Prussia, Prussianism and National Socialism, 1933–47
The famous decree of the Allied Control Council of 1947 announcing the dissolution of Prussia was an exorcism, an ideological-historical statement as well as a territorial fiat. It reflected allied — and many German — preoccupations with the allegedly baleful role played by Prussia and Prussianism in the shaping of modern Germany. But in Nazi Germany, Prussianism was to permeate film and popular literature to an unprecedented degree. The Day of Potsdam attempted nothing less than a mystic communion between Prussianism, traditional religion, and the new order.
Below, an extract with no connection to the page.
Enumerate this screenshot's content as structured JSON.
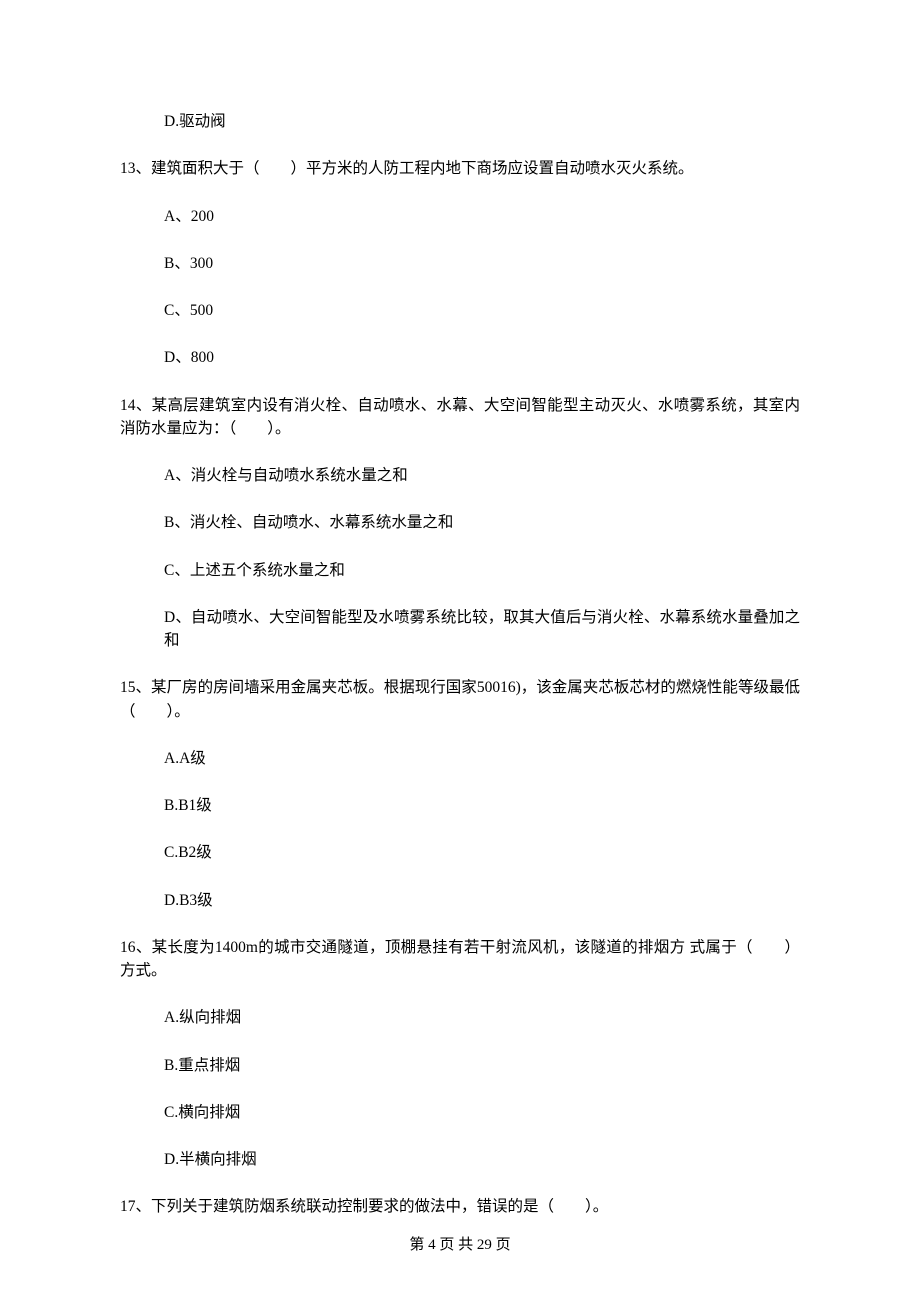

Perhaps the most striking example of the suggested synthesis between National Socialism and the old Prussia were the ceremonies to mark the opening of the new session of the Reichstag after the elections of March 1933, which have come to be known as the ‘Day of Potsdam’. Prussia was not just a nebulous historical concept or identity, but also by far the largest of the states making up the Weimar Republic.